◆ **What you are asked to do**: Every line of the data below is to be duplicated exactly, pictures excepted.

◆ **Source data**:
Start of Block

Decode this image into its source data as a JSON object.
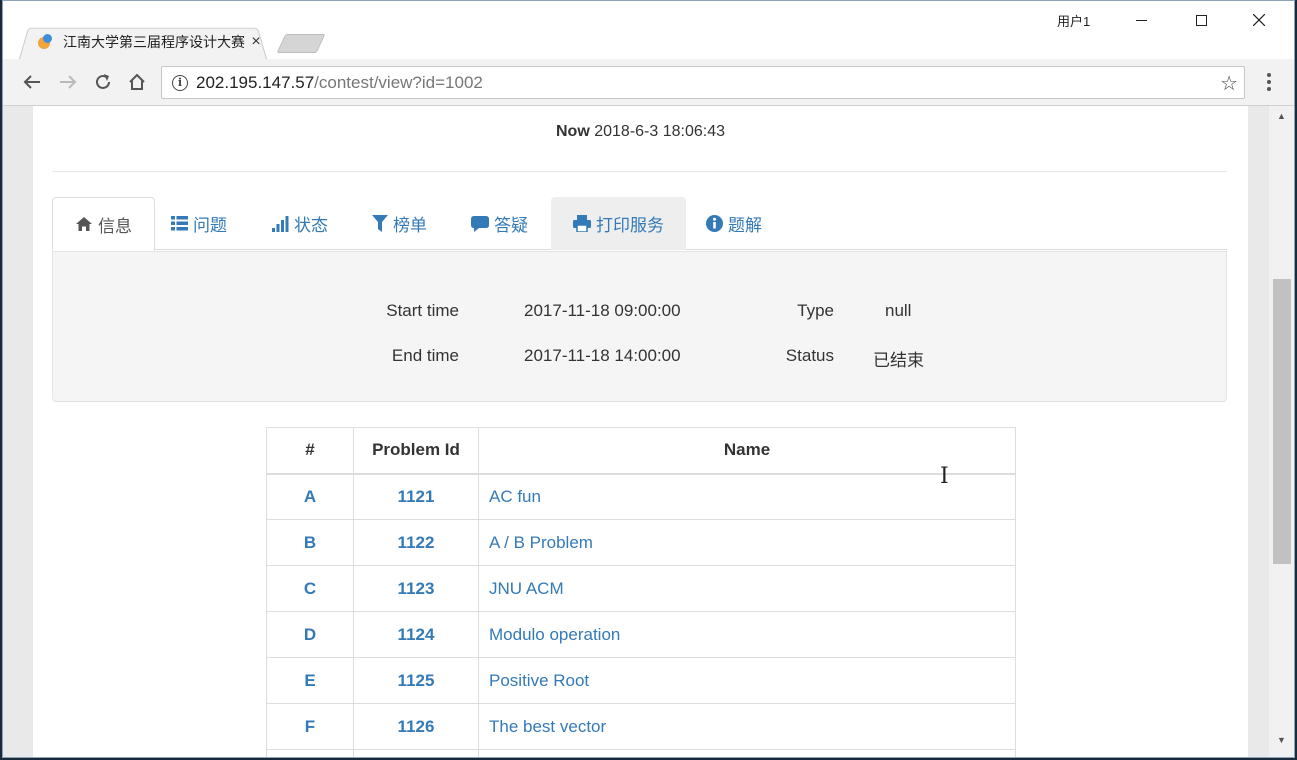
{
  "browser": {
    "tab_title": "江南大学第三届程序设计大赛",
    "tab_close": "×",
    "user_label": "用户1",
    "url_host": "202.195.147.57",
    "url_path": "/contest/view?id=1002",
    "icons": {
      "back": "back-arrow-icon",
      "forward": "forward-arrow-icon",
      "reload": "reload-icon",
      "home": "home-icon",
      "info": "info-icon",
      "star": "star-icon",
      "menu": "kebab-menu-icon"
    }
  },
  "header": {
    "now_label": "Now",
    "now_value": "2018-6-3 18:06:43"
  },
  "tabs": [
    {
      "label": "信息",
      "icon": "home-icon"
    },
    {
      "label": "问题",
      "icon": "list-icon"
    },
    {
      "label": "状态",
      "icon": "signal-bars-icon"
    },
    {
      "label": "榜单",
      "icon": "filter-icon"
    },
    {
      "label": "答疑",
      "icon": "comment-icon"
    },
    {
      "label": "打印服务",
      "icon": "print-icon"
    },
    {
      "label": "题解",
      "icon": "info-circle-icon"
    }
  ],
  "info": {
    "start_label": "Start time",
    "start_value": "2017-11-18 09:00:00",
    "end_label": "End time",
    "end_value": "2017-11-18 14:00:00",
    "type_label": "Type",
    "type_value": "null",
    "status_label": "Status",
    "status_value": "已结束"
  },
  "problems": {
    "headers": [
      "#",
      "Problem Id",
      "Name"
    ],
    "rows": [
      {
        "idx": "A",
        "id": "1121",
        "name": "AC fun"
      },
      {
        "idx": "B",
        "id": "1122",
        "name": "A / B Problem"
      },
      {
        "idx": "C",
        "id": "1123",
        "name": "JNU ACM"
      },
      {
        "idx": "D",
        "id": "1124",
        "name": "Modulo operation"
      },
      {
        "idx": "E",
        "id": "1125",
        "name": "Positive Root"
      },
      {
        "idx": "F",
        "id": "1126",
        "name": "The best vector"
      }
    ]
  },
  "colors": {
    "link": "#337ab7",
    "panel_bg": "#f5f5f5",
    "text": "#333333"
  }
}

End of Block

◆ **Task response**:
Decode this image into its source data as a JSON object.
{
  "browser": {
    "tab_title": "江南大学第三届程序设计大赛",
    "tab_close": "×",
    "user_label": "用户1",
    "url_host": "202.195.147.57",
    "url_path": "/contest/view?id=1002",
    "icons": {
      "back": "back-arrow-icon",
      "forward": "forward-arrow-icon",
      "reload": "reload-icon",
      "home": "home-icon",
      "info": "info-icon",
      "star": "star-icon",
      "menu": "kebab-menu-icon"
    }
  },
  "header": {
    "now_label": "Now",
    "now_value": "2018-6-3 18:06:43"
  },
  "tabs": [
    {
      "label": "信息",
      "icon": "home-icon"
    },
    {
      "label": "问题",
      "icon": "list-icon"
    },
    {
      "label": "状态",
      "icon": "signal-bars-icon"
    },
    {
      "label": "榜单",
      "icon": "filter-icon"
    },
    {
      "label": "答疑",
      "icon": "comment-icon"
    },
    {
      "label": "打印服务",
      "icon": "print-icon"
    },
    {
      "label": "题解",
      "icon": "info-circle-icon"
    }
  ],
  "info": {
    "start_label": "Start time",
    "start_value": "2017-11-18 09:00:00",
    "end_label": "End time",
    "end_value": "2017-11-18 14:00:00",
    "type_label": "Type",
    "type_value": "null",
    "status_label": "Status",
    "status_value": "已结束"
  },
  "problems": {
    "headers": [
      "#",
      "Problem Id",
      "Name"
    ],
    "rows": [
      {
        "idx": "A",
        "id": "1121",
        "name": "AC fun"
      },
      {
        "idx": "B",
        "id": "1122",
        "name": "A / B Problem"
      },
      {
        "idx": "C",
        "id": "1123",
        "name": "JNU ACM"
      },
      {
        "idx": "D",
        "id": "1124",
        "name": "Modulo operation"
      },
      {
        "idx": "E",
        "id": "1125",
        "name": "Positive Root"
      },
      {
        "idx": "F",
        "id": "1126",
        "name": "The best vector"
      }
    ]
  },
  "colors": {
    "link": "#337ab7",
    "panel_bg": "#f5f5f5",
    "text": "#333333"
  }
}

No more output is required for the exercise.